Arts and Health

The integrative, reparative and restorative powers of the arts

Expressive Arts Therapy: A Creative Career Path

Expressive arts therapy meets the creative therapist.

Artwork by Sue Ann Young
From International Expressive Arts Therapy Association Website

In past posts, I have explored and explained art therapy and the creative arts therapies as a career paths. But there is another career pathway that the “creative therapist” may want to consider as an option; it’s called an expressive arts therapist. According the International Expressive Arts Therapy Association [IEATA], “the expressive arts combine the visual arts, movement, drama, music, writing and other creative processes to foster deep personal growth and community development. IEATA encourages an evolving multimodal approach within psychology, organizational development, community arts and education. By integrating the arts processes and allowing one to flow into another, we gain access to our inner resources for healing, clarity, illumination and creativity.” Expressive arts therapy refers to an approach based on these principles in combination with various methods of therapy and treatment found throughout human services.
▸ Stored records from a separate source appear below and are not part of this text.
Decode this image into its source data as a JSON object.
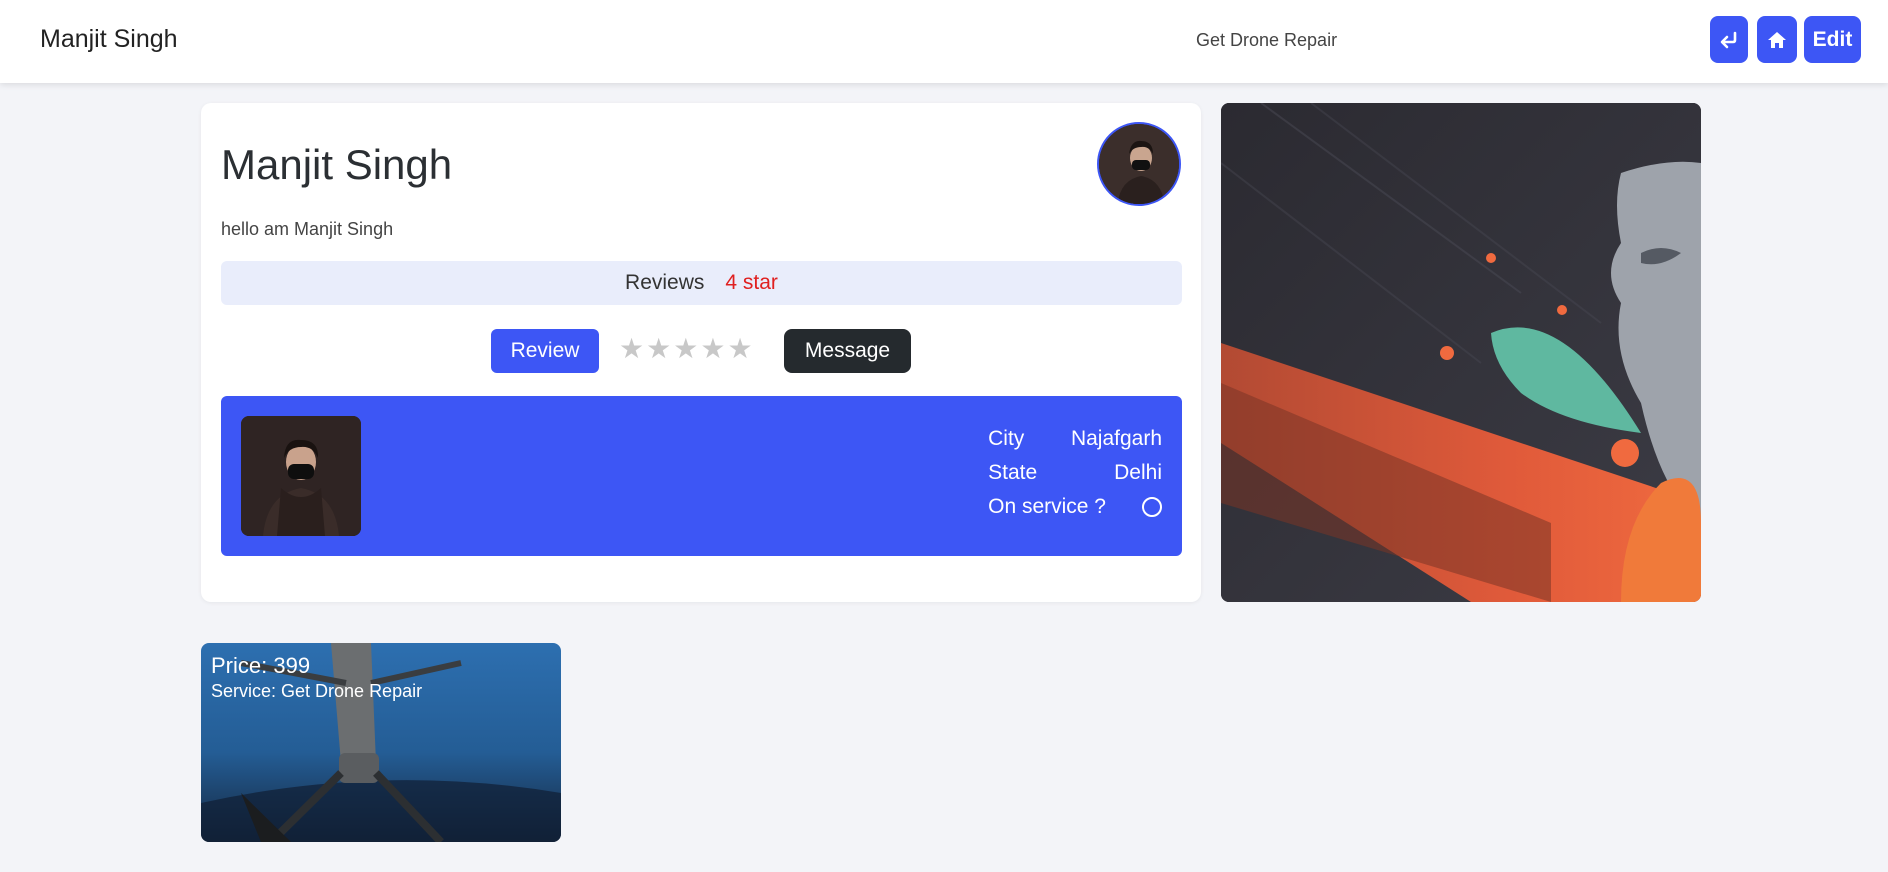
{
  "navbar": {
    "brand": "Manjit Singh",
    "service": "Get Drone Repair",
    "edit_label": "Edit",
    "back_icon": "return-arrow-icon",
    "home_icon": "home-icon",
    "accent": "#3d56f5"
  },
  "profile": {
    "name": "Manjit Singh",
    "bio": "hello am Manjit Singh",
    "reviews_label": "Reviews",
    "reviews_value": "4 star",
    "review_button": "Review",
    "message_button": "Message",
    "rating_stars": [
      "★",
      "★",
      "★",
      "★",
      "★"
    ],
    "rating_filled": 0
  },
  "info": {
    "city_label": "City",
    "city_value": "Najafgarh",
    "state_label": "State",
    "state_value": "Delhi",
    "service_label": "On service ?",
    "on_service": false
  },
  "service_card": {
    "price": "Price: 399",
    "service": "Service: Get Drone Repair"
  },
  "colors": {
    "accent": "#3d56f5",
    "reviews_value": "#e02020",
    "message_button": "#252a2e"
  }
}
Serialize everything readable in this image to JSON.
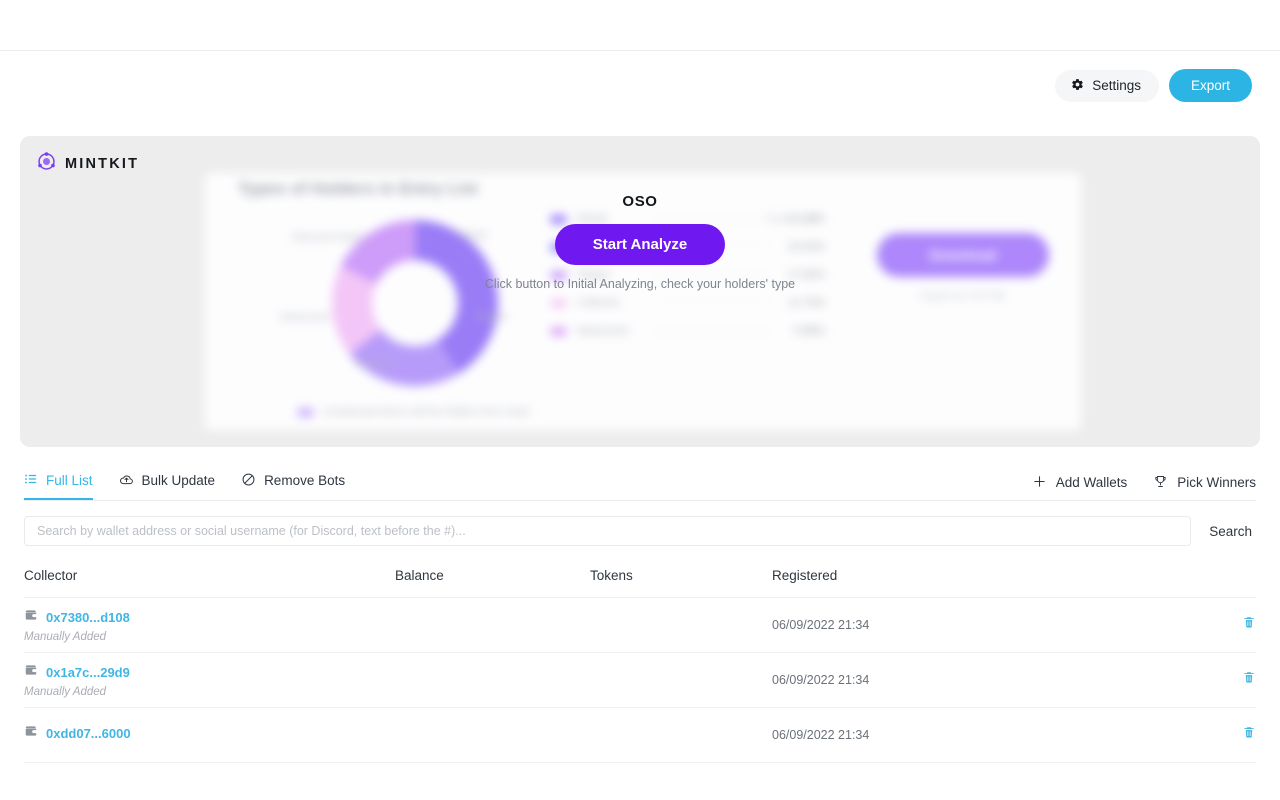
{
  "header": {
    "settings_label": "Settings",
    "export_label": "Export",
    "settings_icon": "gear-icon",
    "accent_blue": "#2cb5e4"
  },
  "panel": {
    "brand_name": "MINTKIT",
    "brand_icon": "mintkit-logo-icon",
    "overlay": {
      "badge": "OSO",
      "analyze_label": "Start Analyze",
      "hint": "Click button to Initial Analyzing, check your holders' type",
      "analyze_color": "#6f18ef"
    },
    "chart_card": {
      "title": "Types of Holders in Entry List",
      "legend_header": "Total Count",
      "download_label": "Download",
      "download_note": "Export as CSV file",
      "footer_label": "Unselected items will be hidden from chart"
    }
  },
  "chart_data": {
    "type": "pie",
    "title": "Types of Holders in Entry List",
    "categories": [
      "Whale",
      "Diamond Hand",
      "Flipper",
      "Collector",
      "Newcomer"
    ],
    "values": [
      41.2,
      23.5,
      17.6,
      11.8,
      5.9
    ],
    "value_labels": [
      "41.18%",
      "23.53%",
      "17.65%",
      "11.76%",
      "5.88%"
    ],
    "colors": [
      "#9a7cf7",
      "#8f86fb",
      "#c79bfb",
      "#f6c9f6",
      "#d9a6f8"
    ],
    "legend_position": "right",
    "donut": true,
    "grid": false
  },
  "tabs": {
    "items": [
      {
        "label": "Full List",
        "icon": "list-icon",
        "active": true
      },
      {
        "label": "Bulk Update",
        "icon": "cloud-upload-icon",
        "active": false
      },
      {
        "label": "Remove Bots",
        "icon": "ban-icon",
        "active": false
      }
    ],
    "right_actions": [
      {
        "label": "Add Wallets",
        "icon": "plus-icon"
      },
      {
        "label": "Pick Winners",
        "icon": "trophy-icon"
      }
    ],
    "active_color": "#34b7e8"
  },
  "search": {
    "value": "",
    "placeholder": "Search by wallet address or social username (for Discord, text before the #)...",
    "button_label": "Search"
  },
  "table": {
    "columns": [
      "Collector",
      "Balance",
      "Tokens",
      "Registered"
    ],
    "rows": [
      {
        "collector": "0x7380...d108",
        "note": "Manually Added",
        "balance": "",
        "tokens": "",
        "registered": "06/09/2022 21:34",
        "wallet_icon": "wallet-icon",
        "delete_icon": "trash-icon"
      },
      {
        "collector": "0x1a7c...29d9",
        "note": "Manually Added",
        "balance": "",
        "tokens": "",
        "registered": "06/09/2022 21:34",
        "wallet_icon": "wallet-icon",
        "delete_icon": "trash-icon"
      },
      {
        "collector": "0xdd07...6000",
        "note": "",
        "balance": "",
        "tokens": "",
        "registered": "06/09/2022 21:34",
        "wallet_icon": "wallet-icon",
        "delete_icon": "trash-icon"
      }
    ]
  }
}
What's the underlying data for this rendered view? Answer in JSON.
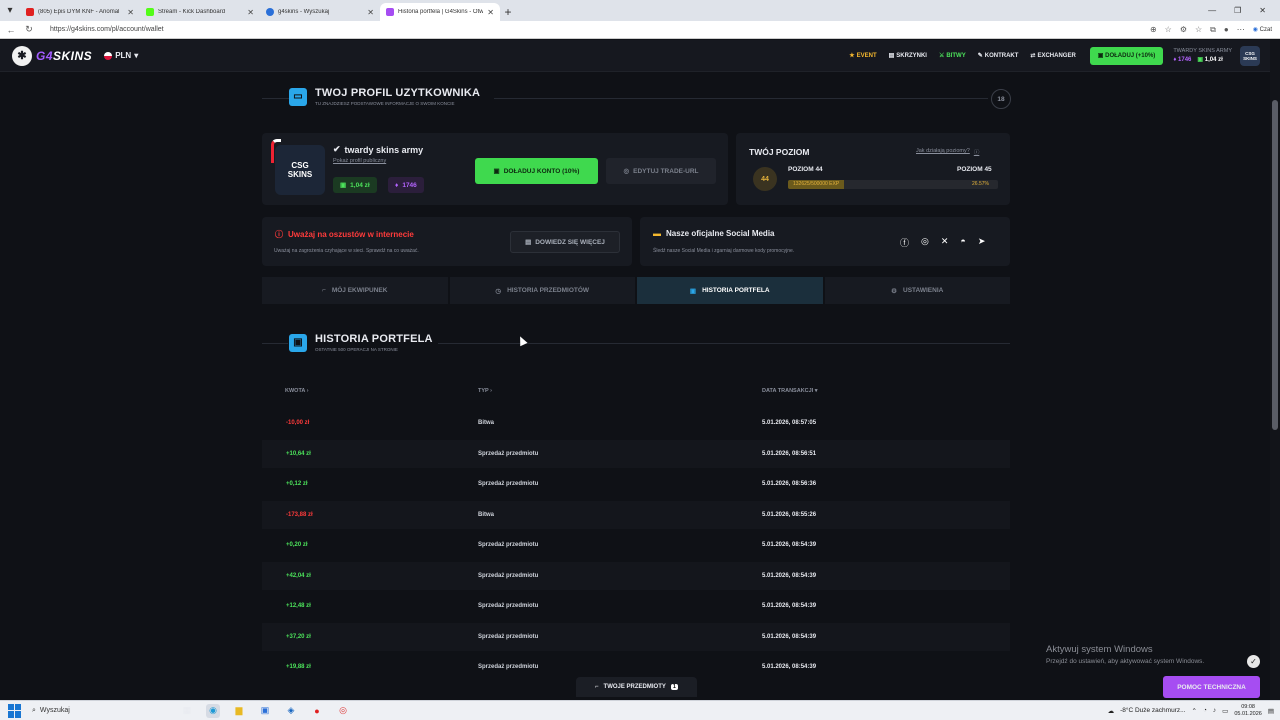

As a formal practice, expressive arts and expressive arts therapy emerged from a number of sources. Natalie Rogers, Paolo Knill, Shaun McNiff and others are both historic and contemporary figures in the field. However, the practice emerged from the widely accepted belief that the arts and creative expression tap imaginal sources used by humans as a form of health-seeking behavior throughout collective history. In particular, expressive arts therapy capitalizes on the natural capacity of creativity and in many cases, creative community [aka group work] for wellness.

Currently, the practice of expressive arts therapy is not regulated by any state in the US or to my knowledge, any country. However, much like the specialty practice of play therapy, you may want to pursue formal education in it in order to establish a competency to practice as an expressive arts therapist. IEATA is the professional guild that promotes professional competence, excellence and ethical standards of practice in expressive arts therapy. It has established a registration process to obtain the Registered Expressive Arts Therapist [REAT] credential [yes, I proudly hold a REAT] and one for Registered Expressive Arts Consultant/Educators [REACE]. To obtain the REAT you can complete one of a number of options for education and experience, including a master’s degree in expressive arts therapy or equivalent. You may also hold a master’s degree in Psychology, Educational Psychology, Counseling, Social Work, Marriage and Family Therapy, or related mental health discipline and completion additional training in expressive arts therapy from one of many institute and certificate programs around the US and the world. The latter is a nice option for those mental health professionals who already have completed a master’s or doctoral degree and hold a clinical license to practice psychotherapy. There are some additional requirements outlined on the IEATA website at http://www.ieata.org/reat.html.

In brief, using expressive arts in therapy expands the ways that clients can make meaning, experience reparation and find a sense of well-being. As a form of psychotherapy, it transcends and circumvents verbal language, providing both client and therapist with additional ways to help individuals of all ages express themselves through brain-wise, mind-body resonant approaches. Most of all, expressive arts therapy offers another avenue for clients to communicate experiences, perceptions and world views—and it offers therapists a meaningful and creative alternative to helping clients.

Keep calm and call an expressive arts therapist,

Cathy Malchiodi, PhD, LPCC, LPAT, ATR-BC, REAT

© 2014 Cathy Malchiodi

www.cathymalchiodi.com

References

Estrella, K. (2005). Expressive therapy: An integrated arts approach. In C. A. Malchiodi (Ed.), Expressive therapies (pp. 183–209). New York: Guilford Press.

Knill, P., Levine, E., & Levine, S. (2005). Principles and practice of expressive arts therapy: Towards a therapeutic aesthetics. London, UK: Jessica Kingsley.

Malchiodi, C. A. (2005). Expressive therapies. New York: Guilford Press.

McNiff, S. (2009). Integrating the arts in therapy. Springfield, IL: Charles C Thomas.

Rogers, N. (1993). The creative connection: Expressive arts as healing. Palo Alto, CA: Science and Behavior Books.

For information on art therapy as a career path, please see my series "So You Want to be an Art Therapist" at http://www.psychologytoday.com/blog/the-healing-arts/201301/so-you-want-be-art-therapist-redux-0

For information on Trauma-Informed Art Therapy®--- visit Trauma-Informed Practices and Expressive Arts Therapy Institute at www.trauma-informedpractice.com

Follow Planet Art Therapy Twitter at https://twitter.com/arttherapynews

Art Therapy on Pinterest at http://www.pinterest.com/cathymalchiodi/boards/

 

Cathy Malchiodi is an art therapist, visual artist, independent scholar, and author of 13 books on arts therapies, including The Art Therapy Sourcebook.

more...

Subscribe to Arts and Health

Current Issue

Let It Go!

It can take a radical reboot to get past old hurts and injustices.